Given Mosaic’s shaky history, the delay may not be surprising.
The Company’s Ethical History Is Scandalous
The EPA and Mosaic negotiated a settlement in October 2015 over 60 billion pounds of hazardous waste contamination. The following were among Mosaic’s infractions, according to the EPA:
- Scrubber effluents, fluorosilicic acid-production wastes, product spills and leaks, and wastes from cleaning pipelines and tanks were not classified as hazardous wastes.
- Hazardous waste treatment, storage, and disposal without a permit or temporary status;
- Failure to execute land disposal decisions and fulfill hazardous waste land disposal limits;
- failure to offer enough financial assurance for closure, long-term care, and third-party liability; and failure to provide appropriate financial assurance for closure, long-term care, and third-party liability.
- Non-compliance with record-keeping standards
Mosaic agreed to pay $1.8 billion and decrease and better securely store hazardous waste at eight of its plants, including the New Wales facility where the new sinkhole emerged, as part of the settlement conditions.
“Install sophisticated technical controls that will reduce future consequences from its phosphyogypsum stack systems,” Mosaic agreed (such as the one where the Mulberry sinkhole formed).
“Agreed to perform an estimated $1.2 million environmental project in Florida to mitigate and avoid certain possible environmental consequences related with an orphaned industrial site situated in Mulberry, Florida,” according to Mosaic.
Mosaic will lose up to $50 million as a result of the leak.
According to a Mosaic official, the leak will cost $20-50 million to rectify.
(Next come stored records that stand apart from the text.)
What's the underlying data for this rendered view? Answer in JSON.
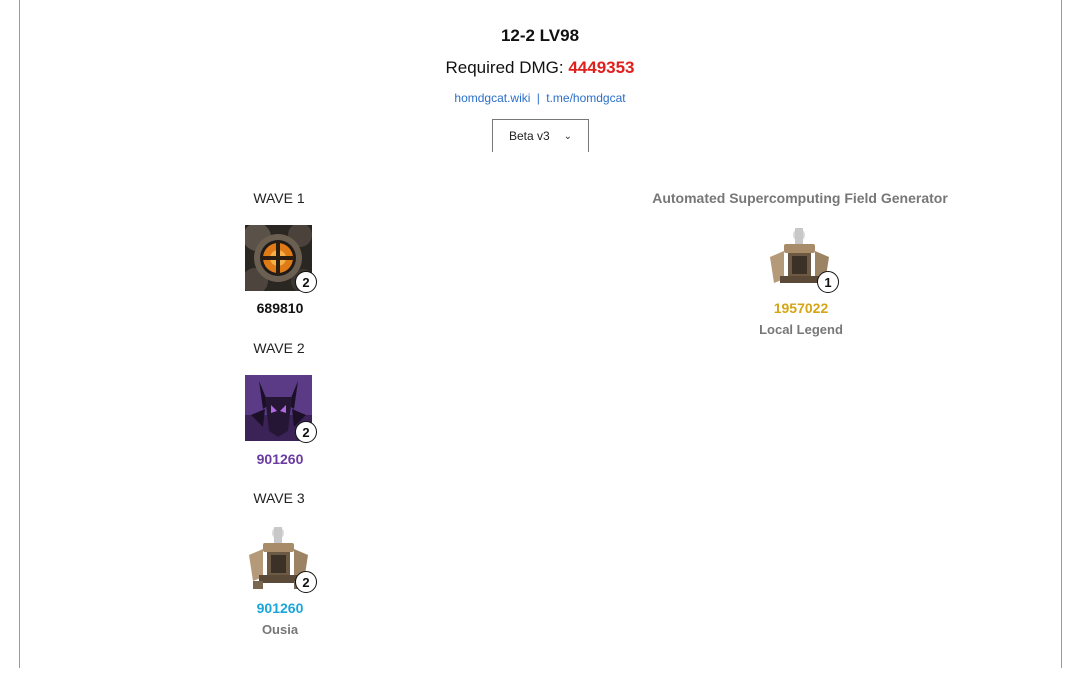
{
  "header": {
    "stage": "12-2 LV98",
    "required_label": "Required DMG:",
    "required_value": "4449353",
    "link_wiki": "homdgcat.wiki",
    "link_separator": "|",
    "link_telegram": "t.me/homdgcat",
    "version_selected": "Beta v3"
  },
  "colors": {
    "required_value": "#e0201c",
    "link": "#2a6fc9",
    "wave1_hp": "#111111",
    "wave2_hp": "#6a3ba0",
    "wave3_hp": "#1aa6d9",
    "boss_hp": "#d4a514",
    "muted": "#777777"
  },
  "waves": [
    {
      "label": "WAVE 1",
      "enemy_icon": "orange-cross-core-icon",
      "count": "2",
      "hp": "689810",
      "sub_label": ""
    },
    {
      "label": "WAVE 2",
      "enemy_icon": "purple-horned-beast-icon",
      "count": "2",
      "hp": "901260",
      "sub_label": ""
    },
    {
      "label": "WAVE 3",
      "enemy_icon": "field-generator-machine-icon",
      "count": "2",
      "hp": "901260",
      "sub_label": "Ousia"
    }
  ],
  "boss": {
    "title": "Automated Supercomputing Field Generator",
    "enemy_icon": "field-generator-machine-icon",
    "count": "1",
    "hp": "1957022",
    "sub_label": "Local Legend"
  }
}
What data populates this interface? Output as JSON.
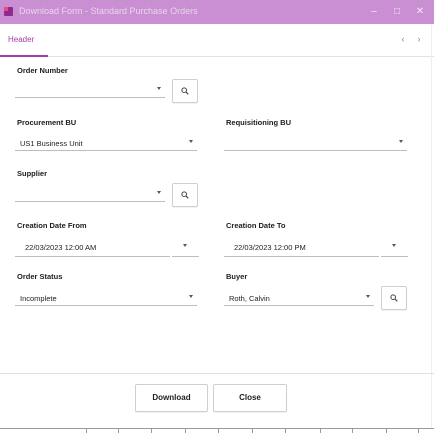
{
  "window": {
    "title": "Download Form - Standard Purchase Orders",
    "minimize_icon": "minimize-icon",
    "maximize_icon": "maximize-icon",
    "close_icon": "close-icon"
  },
  "tabs": {
    "active": "Header",
    "prev_icon": "chevron-left-icon",
    "next_icon": "chevron-right-icon"
  },
  "form": {
    "order_number": {
      "label": "Order Number",
      "value": ""
    },
    "procurement_bu": {
      "label": "Procurement BU",
      "value": "US1 Business Unit"
    },
    "requisitioning_bu": {
      "label": "Requisitioning BU",
      "value": ""
    },
    "supplier": {
      "label": "Supplier",
      "value": ""
    },
    "creation_date_from": {
      "label": "Creation Date From",
      "value": "22/03/2023 12:00 AM"
    },
    "creation_date_to": {
      "label": "Creation Date To",
      "value": "22/03/2023 12:00 PM"
    },
    "order_status": {
      "label": "Order Status",
      "value": "Incomplete"
    },
    "buyer": {
      "label": "Buyer",
      "value": "Roth, Calvin"
    }
  },
  "footer": {
    "download_label": "Download",
    "close_label": "Close"
  },
  "colors": {
    "accent": "#a43ea9",
    "titlebar": "#c98fd2"
  }
}
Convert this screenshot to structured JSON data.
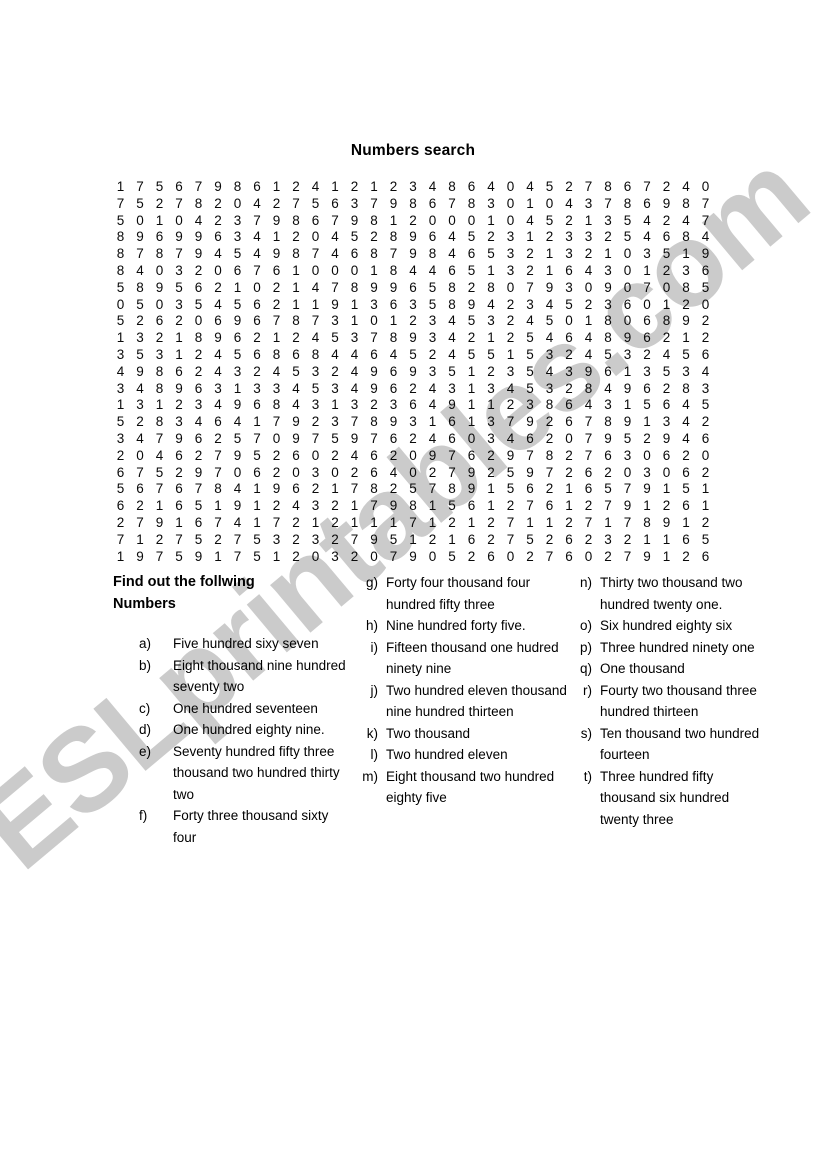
{
  "title": "Numbers search",
  "watermark": {
    "text": "ESLprintables.com"
  },
  "instructions": "Find out the follwing Numbers",
  "grid": {
    "columns": 33,
    "rows": 22,
    "digits": [
      "1 7 5 6 7 9 8 6 1 2 4 1 2 1 2 3 4 8 6 4 0 4 5 2 7 8 6 7 2 4 0",
      "7 5 2 7 8 2 0 4 2 7 5 6 3 7 9 8 6 7 8 3 0 1 0 4 3 7 8 6 9 8 7",
      "5 0 1 0 4 2 3 7 9 8 6 7 9 8 1 2 0 0 0 1 0 4 5 2 1 3 5 4 2 4 7",
      "8 9 6 9 9 6 3 4 1 2 0 4 5 2 8 9 6 4 5 2 3 1 2 3 3 2 5 4 6 8 4",
      "8 7 8 7 9 4 5 4 9 8 7 4 6 8 7 9 8 4 6 5 3 2 1 3 2 1 0 3 5 1 9",
      "8 4 0 3 2 0 6 7 6 1 0 0 0 1 8 4 4 6 5 1 3 2 1 6 4 3 0 1 2 3 6",
      "5 8 9 5 6 2 1 0 2 1 4 7 8 9 9 6 5 8 2 8 0 7 9 3 0 9 0 7 0 8 5",
      "0 5 0 3 5 4 5 6 2 1 1 9 1 3 6 3 5 8 9 4 2 3 4 5 2 3 6 0 1 2 0",
      "5 2 6 2 0 6 9 6 7 8 7 3 1 0 1 2 3 4 5 3 2 4 5 0 1 8 0 6 8 9 2",
      "1 3 2 1 8 9 6 2 1 2 4 5 3 7 8 9 3 4 2 1 2 5 4 6 4 8 9 6 2 1 2",
      "3 5 3 1 2 4 5 6 8 6 8 4 4 6 4 5 2 4 5 5 1 5 3 2 4 5 3 2 4 5 6",
      "4 9 8 6 2 4 3 2 4 5 3 2 4 9 6 9 3 5 1 2 3 5 4 3 9 6 1 3 5 3 4",
      "3 4 8 9 6 3 1 3 3 4 5 3 4 9 6 2 4 3 1 3 4 5 3 2 8 4 9 6 2 8 3",
      "1 3 1 2 3 4 9 6 8 4 3 1 3 2 3 6 4 9 1 1 2 3 8 6 4 3 1 5 6 4 5",
      "5 2 8 3 4 6 4 1 7 9 2 3 7 8 9 3 1 6 1 3 7 9 2 6 7 8 9 1 3 4 2",
      "3 4 7 9 6 2 5 7 0 9 7 5 9 7 6 2 4 6 0 3 4 6 2 0 7 9 5 2 9 4 6",
      "2 0 4 6 2 7 9 5 2 6 0 2 4 6 2 0 9 7 6 2 9 7 8 2 7 6 3 0 6 2 0",
      "6 7 5 2 9 7 0 6 2 0 3 0 2 6 4 0 2 7 9 2 5 9 7 2 6 2 0 3 0 6 2",
      "5 6 7 6 7 8 4 1 9 6 2 1 7 8 2 5 7 8 9 1 5 6 2 1 6 5 7 9 1 5 1",
      "6 2 1 6 5 1 9 1 2 4 3 2 1 7 9 8 1 5 6 1 2 7 6 1 2 7 9 1 2 6 1",
      "2 7 9 1 6 7 4 1 7 2 1 2 1 1 1 7 1 2 1 2 7 1 1 2 7 1 7 8 9 1 2",
      "7 1 2 7 5 2 7 5 3 2 3 2 7 9 5 1 2 1 6 2 7 5 2 6 2 3 2 1 1 6 5",
      "1 9 7 5 9 1 7 5 1 2 0 3 2 0 7 9 0 5 2 6 0 2 7 6 0 2 7 9 1 2 6"
    ]
  },
  "clues": {
    "column_1": [
      {
        "marker": "a)",
        "text": "Five hundred sixy seven"
      },
      {
        "marker": "b)",
        "text": "Eight thousand nine hundred seventy two"
      },
      {
        "marker": "c)",
        "text": "One hundred seventeen"
      },
      {
        "marker": "d)",
        "text": "One hundred eighty nine."
      },
      {
        "marker": "e)",
        "text": "Seventy hundred fifty three thousand two hundred thirty two"
      },
      {
        "marker": "f)",
        "text": "Forty three thousand sixty four"
      }
    ],
    "column_2": [
      {
        "marker": "g)",
        "text": "Forty four thousand four hundred fifty three"
      },
      {
        "marker": "h)",
        "text": "Nine hundred forty five."
      },
      {
        "marker": "i)",
        "text": "Fifteen thousand one hudred ninety nine"
      },
      {
        "marker": "j)",
        "text": "Two hundred eleven thousand nine hundred thirteen"
      },
      {
        "marker": "k)",
        "text": "Two thousand"
      },
      {
        "marker": "l)",
        "text": "Two hundred eleven"
      },
      {
        "marker": "m)",
        "text": "Eight thousand two hundred eighty five"
      }
    ],
    "column_3": [
      {
        "marker": "n)",
        "text": "Thirty two thousand two hundred twenty one."
      },
      {
        "marker": "o)",
        "text": "Six hundred eighty six"
      },
      {
        "marker": "p)",
        "text": "Three hundred ninety one"
      },
      {
        "marker": "q)",
        "text": "One thousand"
      },
      {
        "marker": "r)",
        "text": "Fourty two thousand three hundred thirteen"
      },
      {
        "marker": "s)",
        "text": "Ten thousand two hundred fourteen"
      },
      {
        "marker": "t)",
        "text": "Three hundred fifty thousand six hundred twenty three"
      }
    ]
  }
}
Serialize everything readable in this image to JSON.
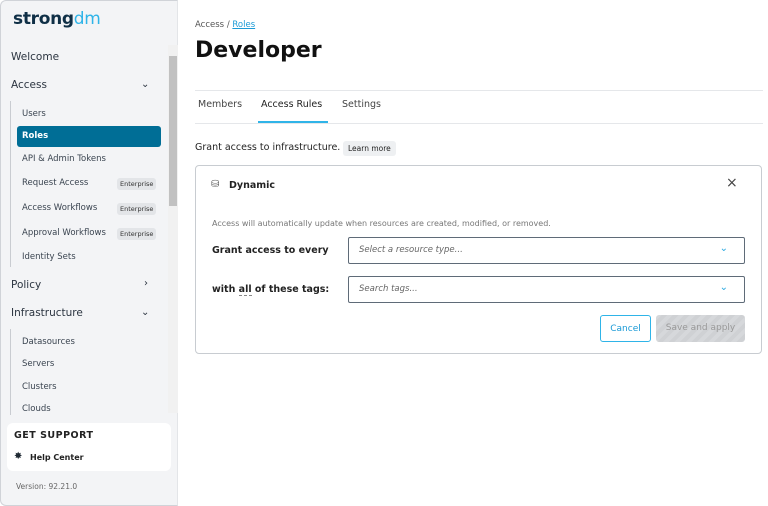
{
  "brand": {
    "logo_strong": "strong",
    "logo_dm": "dm"
  },
  "sidebar": {
    "welcome": "Welcome",
    "access": {
      "label": "Access",
      "items": [
        {
          "label": "Users"
        },
        {
          "label": "Roles"
        },
        {
          "label": "API & Admin Tokens"
        },
        {
          "label": "Request Access",
          "badge": "Enterprise"
        },
        {
          "label": "Access Workflows",
          "badge": "Enterprise"
        },
        {
          "label": "Approval Workflows",
          "badge": "Enterprise"
        },
        {
          "label": "Identity Sets"
        }
      ]
    },
    "policy": "Policy",
    "infrastructure": {
      "label": "Infrastructure",
      "items": [
        {
          "label": "Datasources"
        },
        {
          "label": "Servers"
        },
        {
          "label": "Clusters"
        },
        {
          "label": "Clouds"
        }
      ]
    },
    "support": {
      "title": "GET SUPPORT",
      "help": "Help Center"
    },
    "version": "Version: 92.21.0",
    "active_color": "#006e96"
  },
  "main": {
    "breadcrumb": {
      "parent": "Access",
      "sep": "/",
      "current": "Roles"
    },
    "title": "Developer",
    "tabs": [
      {
        "label": "Members"
      },
      {
        "label": "Access Rules",
        "active": true
      },
      {
        "label": "Settings"
      }
    ],
    "intro": "Grant access to infrastructure.",
    "learn_more": "Learn more",
    "card": {
      "title": "Dynamic",
      "description": "Access will automatically update when resources are created, modified, or removed.",
      "grant_label": "Grant access to every",
      "resource_placeholder": "Select a resource type...",
      "tags_label_pre": "with ",
      "tags_label_all": "all",
      "tags_label_post": " of these tags:",
      "tags_placeholder": "Search tags...",
      "cancel": "Cancel",
      "save": "Save and apply"
    }
  }
}
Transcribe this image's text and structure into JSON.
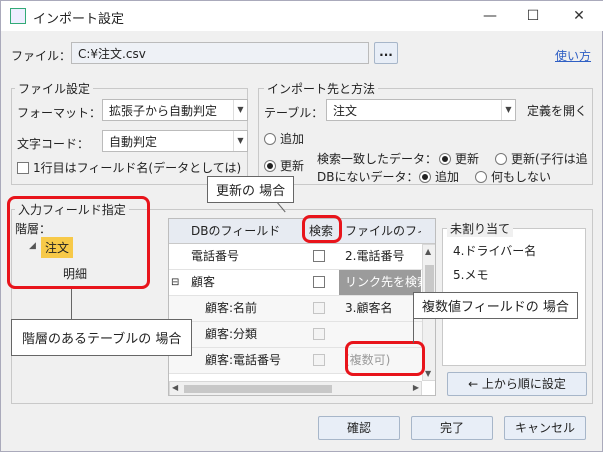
{
  "window": {
    "title": "インポート設定",
    "minimize": "—",
    "maximize": "☐",
    "close": "✕"
  },
  "file": {
    "label": "ファイル：",
    "value": "C:¥注文.csv",
    "browse": "...",
    "help_link": "使い方"
  },
  "file_settings": {
    "title": "ファイル設定",
    "format_label": "フォーマット：",
    "format_value": "拡張子から自動判定",
    "encoding_label": "文字コード：",
    "encoding_value": "自動判定",
    "header_checkbox": "1行目はフィールド名(データとしては)"
  },
  "import_target": {
    "title": "インポート先と方法",
    "table_label": "テーブル：",
    "table_value": "注文",
    "define_link": "定義を開く",
    "append": "追加",
    "update": "更新",
    "match_label": "検索一致したデータ：",
    "match_update": "更新",
    "match_update_child": "更新(子行は追",
    "nodb_label": "DBにないデータ：",
    "nodb_add": "追加",
    "nodb_none": "何もしない"
  },
  "input_fields": {
    "title": "入力フィールド指定",
    "hierarchy_label": "階層：",
    "tree": {
      "root": "注文",
      "child": "明細"
    }
  },
  "grid": {
    "headers": {
      "db_field": "DBのフィールド",
      "search": "検索",
      "file_field": "ファイルのフィ"
    },
    "rows": [
      {
        "db": "電話番号",
        "file": "2.電話番号",
        "expander": ""
      },
      {
        "db": "顧客",
        "file": "リンク先を検索",
        "expander": "⊟"
      },
      {
        "db": "顧客:名前",
        "file": "3.顧客名",
        "expander": ""
      },
      {
        "db": "顧客:分類",
        "file": "",
        "expander": ""
      },
      {
        "db": "顧客:電話番号",
        "file": "(複数可)",
        "expander": ""
      }
    ]
  },
  "unassigned": {
    "title": "未割り当て",
    "items": [
      "4.ドライバー名",
      "5.メモ"
    ],
    "set_button": "← 上から順に設定"
  },
  "callouts": {
    "update": "更新の 場合",
    "hierarchy": "階層のあるテーブルの 場合",
    "multi": "複数値フィールドの 場合"
  },
  "buttons": {
    "confirm": "確認",
    "done": "完了",
    "cancel": "キャンセル"
  },
  "colors": {
    "highlight": "#e8141b",
    "tree_selected": "#f7c948",
    "link_row": "#9b9b9b"
  }
}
But it’s a drop in the bucket compared to the world’s biggest fertilizer manufacturer, which made $11.1 billion in sales in 2012.
Why doesn’t Mosaic restructure its procedures to avoid these dangerous incidents in the first place, rather than spending tens of millions of dollars to clean up its toxic messes or paying billions of dollars in EPA penalties?
Many of Mosaic’s EPA settlement provisions from last year focused on openness as well as safety (e.g., avoiding radioactive waste from seeping into Florida’s water supply). Not only was it intended to prevent hazardous waste, but it was also intended to be transparent in the case of a leak or spill, allowing authorities and citizens to respond appropriately.
Mosaic has broken the spirit of the settlement, if not the formal terms, by keeping Floridians in the dark for three weeks about a potentially hazardous leak. It has also damaged whatever lingering faith that communities had in the corporation and the phosphate mining industry in general.
To rebuild that confidence, more than free water bottles will be required.